Investors triggered their “risk off” mode on Tuesday as political concerns from Italy and Spain rattled market, prompting a wave of strong demand on safe havens.
The euro was hit hard against major currencies on political uncertainty in Europe’s third and fourth largest economies that raised concerns about the future of the euro area.
The shared currency slumped sharply to $1.1530, the lowest level since 20 July 2017.
EURJPY slipped to a low of 125.09, the lowest level since late June last year, resuming its drop for a sixth straight session, while the EURCHF continued its bearish direction trading lower at 1.1446, the lowest since February 8.
The Italian President Sergio Mattarella vetoed the proposed anti euro candidate for finance minister, Paolo Savona, and appointed Carlo Cottarelli as interim Prime Minister.
While the update from Italy should give support to the euro, investors focused on the uncertainty that will remain until another election in September, where the upcoming election is likely to be more of a referendum on Euro-membership.
Italian consumer confidence index sagged to 113.7 in May, the lowest since August last year, from 116.9 in April.
In Spain, Prime Minister Mariano Rajoy will face a no confidence vote on Friday after corruption issues related to his ruling party.

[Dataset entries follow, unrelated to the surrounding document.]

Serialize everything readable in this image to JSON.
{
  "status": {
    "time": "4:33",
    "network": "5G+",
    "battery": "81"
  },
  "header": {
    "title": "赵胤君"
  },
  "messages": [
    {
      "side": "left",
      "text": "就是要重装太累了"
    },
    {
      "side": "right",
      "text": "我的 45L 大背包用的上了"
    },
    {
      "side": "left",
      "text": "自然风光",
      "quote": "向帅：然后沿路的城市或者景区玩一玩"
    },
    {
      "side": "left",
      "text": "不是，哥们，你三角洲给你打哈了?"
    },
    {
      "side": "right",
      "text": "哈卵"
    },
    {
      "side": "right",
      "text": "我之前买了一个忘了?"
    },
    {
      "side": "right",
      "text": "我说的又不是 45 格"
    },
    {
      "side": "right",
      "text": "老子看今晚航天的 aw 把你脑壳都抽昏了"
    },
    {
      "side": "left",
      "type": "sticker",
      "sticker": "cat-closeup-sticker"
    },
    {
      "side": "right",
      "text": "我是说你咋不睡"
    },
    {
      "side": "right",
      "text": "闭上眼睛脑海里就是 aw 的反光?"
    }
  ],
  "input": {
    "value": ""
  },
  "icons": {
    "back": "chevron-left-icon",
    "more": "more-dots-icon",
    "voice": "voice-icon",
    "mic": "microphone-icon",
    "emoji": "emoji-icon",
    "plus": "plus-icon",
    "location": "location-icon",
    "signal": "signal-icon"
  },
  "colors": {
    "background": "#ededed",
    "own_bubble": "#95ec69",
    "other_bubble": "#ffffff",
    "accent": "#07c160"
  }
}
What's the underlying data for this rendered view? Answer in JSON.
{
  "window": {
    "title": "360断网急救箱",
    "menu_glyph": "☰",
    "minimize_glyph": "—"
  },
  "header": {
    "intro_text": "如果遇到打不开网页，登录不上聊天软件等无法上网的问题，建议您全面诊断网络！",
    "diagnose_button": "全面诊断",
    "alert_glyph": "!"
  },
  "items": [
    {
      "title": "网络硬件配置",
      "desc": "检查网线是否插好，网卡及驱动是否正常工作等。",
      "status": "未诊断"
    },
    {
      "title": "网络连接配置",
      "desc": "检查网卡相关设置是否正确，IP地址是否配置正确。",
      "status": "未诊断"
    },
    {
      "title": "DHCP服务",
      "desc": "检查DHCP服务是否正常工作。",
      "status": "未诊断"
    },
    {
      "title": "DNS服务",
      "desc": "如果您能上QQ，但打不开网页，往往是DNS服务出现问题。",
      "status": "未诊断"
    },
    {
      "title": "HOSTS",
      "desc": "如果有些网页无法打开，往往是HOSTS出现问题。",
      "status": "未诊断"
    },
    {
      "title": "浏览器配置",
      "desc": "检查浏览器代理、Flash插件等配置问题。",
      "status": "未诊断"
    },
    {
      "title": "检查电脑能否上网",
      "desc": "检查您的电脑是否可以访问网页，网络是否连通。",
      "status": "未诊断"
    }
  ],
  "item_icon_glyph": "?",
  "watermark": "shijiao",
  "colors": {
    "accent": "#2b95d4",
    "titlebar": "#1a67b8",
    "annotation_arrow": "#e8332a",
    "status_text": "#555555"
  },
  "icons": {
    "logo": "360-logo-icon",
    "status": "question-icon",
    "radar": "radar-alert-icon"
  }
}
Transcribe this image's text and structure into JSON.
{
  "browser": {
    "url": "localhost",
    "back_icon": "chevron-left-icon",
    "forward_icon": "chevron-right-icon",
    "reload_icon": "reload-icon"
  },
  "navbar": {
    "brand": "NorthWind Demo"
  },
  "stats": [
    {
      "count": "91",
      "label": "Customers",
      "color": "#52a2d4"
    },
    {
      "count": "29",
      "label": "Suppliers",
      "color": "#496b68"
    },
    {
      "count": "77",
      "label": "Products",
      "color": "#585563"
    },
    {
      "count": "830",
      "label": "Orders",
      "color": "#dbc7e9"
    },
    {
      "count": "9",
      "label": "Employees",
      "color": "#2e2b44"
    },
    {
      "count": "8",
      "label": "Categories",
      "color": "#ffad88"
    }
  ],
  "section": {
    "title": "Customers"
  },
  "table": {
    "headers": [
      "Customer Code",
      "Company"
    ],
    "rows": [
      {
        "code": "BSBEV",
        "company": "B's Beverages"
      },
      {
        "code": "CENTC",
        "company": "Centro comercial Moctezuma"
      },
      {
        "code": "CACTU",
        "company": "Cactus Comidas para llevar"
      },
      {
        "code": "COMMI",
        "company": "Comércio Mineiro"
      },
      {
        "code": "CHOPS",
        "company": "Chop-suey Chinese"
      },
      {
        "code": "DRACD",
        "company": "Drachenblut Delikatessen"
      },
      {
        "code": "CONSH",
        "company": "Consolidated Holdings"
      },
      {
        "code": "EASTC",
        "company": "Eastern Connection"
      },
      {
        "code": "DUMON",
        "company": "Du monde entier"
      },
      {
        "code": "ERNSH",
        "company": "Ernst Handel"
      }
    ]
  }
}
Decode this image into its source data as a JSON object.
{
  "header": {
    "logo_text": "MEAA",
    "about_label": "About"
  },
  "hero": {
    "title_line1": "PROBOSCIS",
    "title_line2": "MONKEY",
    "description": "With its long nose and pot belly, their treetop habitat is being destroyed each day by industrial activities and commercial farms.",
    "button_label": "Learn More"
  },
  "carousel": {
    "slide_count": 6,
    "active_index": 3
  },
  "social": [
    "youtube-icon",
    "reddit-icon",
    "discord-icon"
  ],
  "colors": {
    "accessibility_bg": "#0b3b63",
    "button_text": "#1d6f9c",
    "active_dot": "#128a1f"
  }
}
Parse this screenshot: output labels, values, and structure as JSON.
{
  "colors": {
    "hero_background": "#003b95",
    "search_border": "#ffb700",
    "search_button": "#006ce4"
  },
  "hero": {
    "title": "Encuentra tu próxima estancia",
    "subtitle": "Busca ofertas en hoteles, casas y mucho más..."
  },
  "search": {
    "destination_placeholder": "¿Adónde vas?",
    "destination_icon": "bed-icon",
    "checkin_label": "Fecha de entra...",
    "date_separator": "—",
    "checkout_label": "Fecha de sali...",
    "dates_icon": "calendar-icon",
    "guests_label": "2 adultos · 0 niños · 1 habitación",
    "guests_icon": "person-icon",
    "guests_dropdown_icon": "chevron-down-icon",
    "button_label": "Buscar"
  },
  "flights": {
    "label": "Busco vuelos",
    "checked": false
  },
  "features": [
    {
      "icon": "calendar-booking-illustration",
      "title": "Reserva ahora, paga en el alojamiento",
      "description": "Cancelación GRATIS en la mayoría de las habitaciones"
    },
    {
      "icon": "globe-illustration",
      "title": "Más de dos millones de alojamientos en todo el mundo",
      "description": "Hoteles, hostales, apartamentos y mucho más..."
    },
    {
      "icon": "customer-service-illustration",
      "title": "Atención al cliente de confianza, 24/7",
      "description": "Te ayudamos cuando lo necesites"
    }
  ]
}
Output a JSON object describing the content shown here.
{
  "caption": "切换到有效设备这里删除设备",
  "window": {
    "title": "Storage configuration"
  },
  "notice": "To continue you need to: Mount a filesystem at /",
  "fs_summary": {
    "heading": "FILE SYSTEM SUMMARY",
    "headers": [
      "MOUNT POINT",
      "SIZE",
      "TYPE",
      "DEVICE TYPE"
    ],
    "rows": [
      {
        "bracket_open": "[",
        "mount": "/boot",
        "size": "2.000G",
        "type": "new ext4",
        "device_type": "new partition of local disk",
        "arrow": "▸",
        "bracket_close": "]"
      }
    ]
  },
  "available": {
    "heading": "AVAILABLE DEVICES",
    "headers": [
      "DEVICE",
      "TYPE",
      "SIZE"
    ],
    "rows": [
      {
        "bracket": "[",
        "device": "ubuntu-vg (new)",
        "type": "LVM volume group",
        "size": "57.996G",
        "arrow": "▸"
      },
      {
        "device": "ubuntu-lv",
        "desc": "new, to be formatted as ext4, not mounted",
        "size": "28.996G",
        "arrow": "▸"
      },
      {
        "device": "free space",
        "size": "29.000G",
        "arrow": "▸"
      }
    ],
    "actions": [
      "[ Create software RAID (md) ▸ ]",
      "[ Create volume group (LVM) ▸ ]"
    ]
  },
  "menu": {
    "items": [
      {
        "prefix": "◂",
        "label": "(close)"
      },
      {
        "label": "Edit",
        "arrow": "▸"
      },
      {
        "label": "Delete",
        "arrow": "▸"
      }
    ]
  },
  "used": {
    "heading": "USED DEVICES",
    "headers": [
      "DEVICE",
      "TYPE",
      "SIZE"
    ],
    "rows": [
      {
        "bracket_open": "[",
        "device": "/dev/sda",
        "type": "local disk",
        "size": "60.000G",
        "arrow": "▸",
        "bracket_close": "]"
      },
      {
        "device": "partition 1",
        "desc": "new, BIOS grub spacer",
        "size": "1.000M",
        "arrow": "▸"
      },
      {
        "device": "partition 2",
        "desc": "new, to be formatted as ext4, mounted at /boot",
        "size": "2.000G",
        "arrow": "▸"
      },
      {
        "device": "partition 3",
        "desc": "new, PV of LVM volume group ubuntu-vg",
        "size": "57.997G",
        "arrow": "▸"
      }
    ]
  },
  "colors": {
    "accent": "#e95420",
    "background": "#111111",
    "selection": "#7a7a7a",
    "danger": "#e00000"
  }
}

Once again, the focus has returned to the political uncertainty in Europe, while concerns over US-China trade war and North Korea’s dilemma have eased.
Euro STOXX 600 edged down 1.58 percent to 383.67, while gold recovered losses incurred over the previous two sessions to trade higher at $1303.50 an ounce.
The US dollar index strengthened further to a new six-month peak of
94.82, ahead of US consumer confidence data due later in the day.